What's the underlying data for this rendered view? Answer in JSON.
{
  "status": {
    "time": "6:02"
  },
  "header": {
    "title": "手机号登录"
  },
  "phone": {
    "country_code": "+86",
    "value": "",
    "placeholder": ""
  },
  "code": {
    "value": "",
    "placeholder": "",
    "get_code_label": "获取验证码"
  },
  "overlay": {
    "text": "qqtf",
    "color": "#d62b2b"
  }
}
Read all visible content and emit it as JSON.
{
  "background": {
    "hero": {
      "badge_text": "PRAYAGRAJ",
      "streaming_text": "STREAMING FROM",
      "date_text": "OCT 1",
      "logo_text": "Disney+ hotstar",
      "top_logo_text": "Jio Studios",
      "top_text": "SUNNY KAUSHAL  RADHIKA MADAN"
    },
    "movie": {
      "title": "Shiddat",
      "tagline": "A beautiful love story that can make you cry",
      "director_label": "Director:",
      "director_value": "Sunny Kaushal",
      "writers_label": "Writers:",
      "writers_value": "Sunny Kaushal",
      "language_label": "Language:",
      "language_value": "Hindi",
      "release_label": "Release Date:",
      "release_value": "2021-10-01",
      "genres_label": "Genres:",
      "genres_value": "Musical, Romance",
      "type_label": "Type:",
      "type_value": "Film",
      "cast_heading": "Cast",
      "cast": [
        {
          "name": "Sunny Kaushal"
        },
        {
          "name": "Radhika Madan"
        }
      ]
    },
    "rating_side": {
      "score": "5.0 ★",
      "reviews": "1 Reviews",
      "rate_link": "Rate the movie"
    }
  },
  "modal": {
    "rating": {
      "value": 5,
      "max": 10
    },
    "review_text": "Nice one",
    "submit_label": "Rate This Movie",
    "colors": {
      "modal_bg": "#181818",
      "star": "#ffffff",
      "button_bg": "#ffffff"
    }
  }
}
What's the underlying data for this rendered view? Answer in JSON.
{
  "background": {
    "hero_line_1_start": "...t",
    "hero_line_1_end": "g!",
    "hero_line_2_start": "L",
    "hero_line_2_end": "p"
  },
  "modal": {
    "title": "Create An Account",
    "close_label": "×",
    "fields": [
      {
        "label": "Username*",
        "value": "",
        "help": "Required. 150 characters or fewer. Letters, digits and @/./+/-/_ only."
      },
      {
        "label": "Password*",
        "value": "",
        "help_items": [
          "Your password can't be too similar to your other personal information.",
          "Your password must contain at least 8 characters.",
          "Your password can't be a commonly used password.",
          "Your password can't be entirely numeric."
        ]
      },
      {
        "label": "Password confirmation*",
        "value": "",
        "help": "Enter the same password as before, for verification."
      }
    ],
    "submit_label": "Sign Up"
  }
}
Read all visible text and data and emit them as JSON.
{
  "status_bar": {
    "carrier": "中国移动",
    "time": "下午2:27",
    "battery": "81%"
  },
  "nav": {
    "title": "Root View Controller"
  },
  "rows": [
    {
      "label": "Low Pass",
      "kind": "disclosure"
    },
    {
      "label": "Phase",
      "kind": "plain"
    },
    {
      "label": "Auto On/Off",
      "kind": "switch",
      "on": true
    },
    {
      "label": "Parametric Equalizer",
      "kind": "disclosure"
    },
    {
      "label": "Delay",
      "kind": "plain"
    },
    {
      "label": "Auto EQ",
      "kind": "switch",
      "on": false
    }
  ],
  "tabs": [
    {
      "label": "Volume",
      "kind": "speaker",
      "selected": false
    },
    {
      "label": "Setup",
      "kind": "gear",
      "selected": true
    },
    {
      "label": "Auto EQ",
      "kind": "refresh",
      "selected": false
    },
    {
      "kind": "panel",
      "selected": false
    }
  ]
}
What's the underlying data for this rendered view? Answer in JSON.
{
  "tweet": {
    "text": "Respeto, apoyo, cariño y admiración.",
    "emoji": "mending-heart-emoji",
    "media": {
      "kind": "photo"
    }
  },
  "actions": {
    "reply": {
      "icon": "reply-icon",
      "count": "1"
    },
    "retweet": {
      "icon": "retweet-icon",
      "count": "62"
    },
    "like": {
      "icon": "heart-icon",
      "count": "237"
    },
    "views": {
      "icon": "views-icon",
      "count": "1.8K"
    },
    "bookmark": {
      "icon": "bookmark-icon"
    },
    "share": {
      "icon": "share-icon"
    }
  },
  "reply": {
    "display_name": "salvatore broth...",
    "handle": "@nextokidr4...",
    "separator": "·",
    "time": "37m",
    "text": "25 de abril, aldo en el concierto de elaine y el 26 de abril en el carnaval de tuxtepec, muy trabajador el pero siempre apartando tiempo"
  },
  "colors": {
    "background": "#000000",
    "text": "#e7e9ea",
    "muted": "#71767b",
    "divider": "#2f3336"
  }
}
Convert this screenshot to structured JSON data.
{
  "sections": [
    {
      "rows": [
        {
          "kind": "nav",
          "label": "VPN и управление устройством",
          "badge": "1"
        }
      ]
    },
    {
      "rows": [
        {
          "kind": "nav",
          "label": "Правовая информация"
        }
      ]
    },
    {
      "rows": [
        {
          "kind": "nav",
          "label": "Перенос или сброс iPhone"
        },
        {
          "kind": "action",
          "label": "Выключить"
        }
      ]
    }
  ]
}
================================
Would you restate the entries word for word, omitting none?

Result below.
What's the underlying data for this rendered view? Answer in JSON.
{
  "status": {
    "time": "6:02"
  },
  "header": {
    "title": "手机号登录"
  },
  "phone": {
    "country_code": "+86",
    "value": "",
    "placeholder": ""
  },
  "code": {
    "value": "",
    "placeholder": "",
    "get_code_label": "获取验证码"
  },
  "overlay": {
    "text": "qqtf",
    "color": "#d62b2b"
  }
}
Read all visible content and emit it as JSON.
{
  "background": {
    "hero": {
      "badge_text": "PRAYAGRAJ",
      "streaming_text": "STREAMING FROM",
      "date_text": "OCT 1",
      "logo_text": "Disney+ hotstar",
      "top_logo_text": "Jio Studios",
      "top_text": "SUNNY KAUSHAL  RADHIKA MADAN"
    },
    "movie": {
      "title": "Shiddat",
      "tagline": "A beautiful love story that can make you cry",
      "director_label": "Director:",
      "director_value": "Sunny Kaushal",
      "writers_label": "Writers:",
      "writers_value": "Sunny Kaushal",
      "language_label": "Language:",
      "language_value": "Hindi",
      "release_label": "Release Date:",
      "release_value": "2021-10-01",
      "genres_label": "Genres:",
      "genres_value": "Musical, Romance",
      "type_label": "Type:",
      "type_value": "Film",
      "cast_heading": "Cast",
      "cast": [
        {
          "name": "Sunny Kaushal"
        },
        {
          "name": "Radhika Madan"
        }
      ]
    },
    "rating_side": {
      "score": "5.0 ★",
      "reviews": "1 Reviews",
      "rate_link": "Rate the movie"
    }
  },
  "modal": {
    "rating": {
      "value": 5,
      "max": 10
    },
    "review_text": "Nice one",
    "submit_label": "Rate This Movie",
    "colors": {
      "modal_bg": "#181818",
      "star": "#ffffff",
      "button_bg": "#ffffff"
    }
  }
}
What's the underlying data for this rendered view? Answer in JSON.
{
  "background": {
    "hero_line_1_start": "...t",
    "hero_line_1_end": "g!",
    "hero_line_2_start": "L",
    "hero_line_2_end": "p"
  },
  "modal": {
    "title": "Create An Account",
    "close_label": "×",
    "fields": [
      {
        "label": "Username*",
        "value": "",
        "help": "Required. 150 characters or fewer. Letters, digits and @/./+/-/_ only."
      },
      {
        "label": "Password*",
        "value": "",
        "help_items": [
          "Your password can't be too similar to your other personal information.",
          "Your password must contain at least 8 characters.",
          "Your password can't be a commonly used password.",
          "Your password can't be entirely numeric."
        ]
      },
      {
        "label": "Password confirmation*",
        "value": "",
        "help": "Enter the same password as before, for verification."
      }
    ],
    "submit_label": "Sign Up"
  }
}
Read all visible text and data and emit them as JSON.
{
  "status_bar": {
    "carrier": "中国移动",
    "time": "下午2:27",
    "battery": "81%"
  },
  "nav": {
    "title": "Root View Controller"
  },
  "rows": [
    {
      "label": "Low Pass",
      "kind": "disclosure"
    },
    {
      "label": "Phase",
      "kind": "plain"
    },
    {
      "label": "Auto On/Off",
      "kind": "switch",
      "on": true
    },
    {
      "label": "Parametric Equalizer",
      "kind": "disclosure"
    },
    {
      "label": "Delay",
      "kind": "plain"
    },
    {
      "label": "Auto EQ",
      "kind": "switch",
      "on": false
    }
  ],
  "tabs": [
    {
      "label": "Volume",
      "kind": "speaker",
      "selected": false
    },
    {
      "label": "Setup",
      "kind": "gear",
      "selected": true
    },
    {
      "label": "Auto EQ",
      "kind": "refresh",
      "selected": false
    },
    {
      "kind": "panel",
      "selected": false
    }
  ]
}
What's the underlying data for this rendered view? Answer in JSON.
{
  "tweet": {
    "text": "Respeto, apoyo, cariño y admiración.",
    "emoji": "mending-heart-emoji",
    "media": {
      "kind": "photo"
    }
  },
  "actions": {
    "reply": {
      "icon": "reply-icon",
      "count": "1"
    },
    "retweet": {
      "icon": "retweet-icon",
      "count": "62"
    },
    "like": {
      "icon": "heart-icon",
      "count": "237"
    },
    "views": {
      "icon": "views-icon",
      "count": "1.8K"
    },
    "bookmark": {
      "icon": "bookmark-icon"
    },
    "share": {
      "icon": "share-icon"
    }
  },
  "reply": {
    "display_name": "salvatore broth...",
    "handle": "@nextokidr4...",
    "separator": "·",
    "time": "37m",
    "text": "25 de abril, aldo en el concierto de elaine y el 26 de abril en el carnaval de tuxtepec, muy trabajador el pero siempre apartando tiempo"
  },
  "colors": {
    "background": "#000000",
    "text": "#e7e9ea",
    "muted": "#71767b",
    "divider": "#2f3336"
  }
}
Convert this screenshot to structured JSON data.
{
  "sections": [
    {
      "rows": [
        {
          "kind": "nav",
          "label": "VPN и управление устройством",
          "badge": "1"
        }
      ]
    },
    {
      "rows": [
        {
          "kind": "nav",
          "label": "Правовая информация"
        }
      ]
    },
    {
      "rows": [
        {
          "kind": "nav",
          "label": "Перенос или сброс iPhone"
        },
        {
          "kind": "action",
          "label": "Выключить"
        }
      ]
    }
  ]
}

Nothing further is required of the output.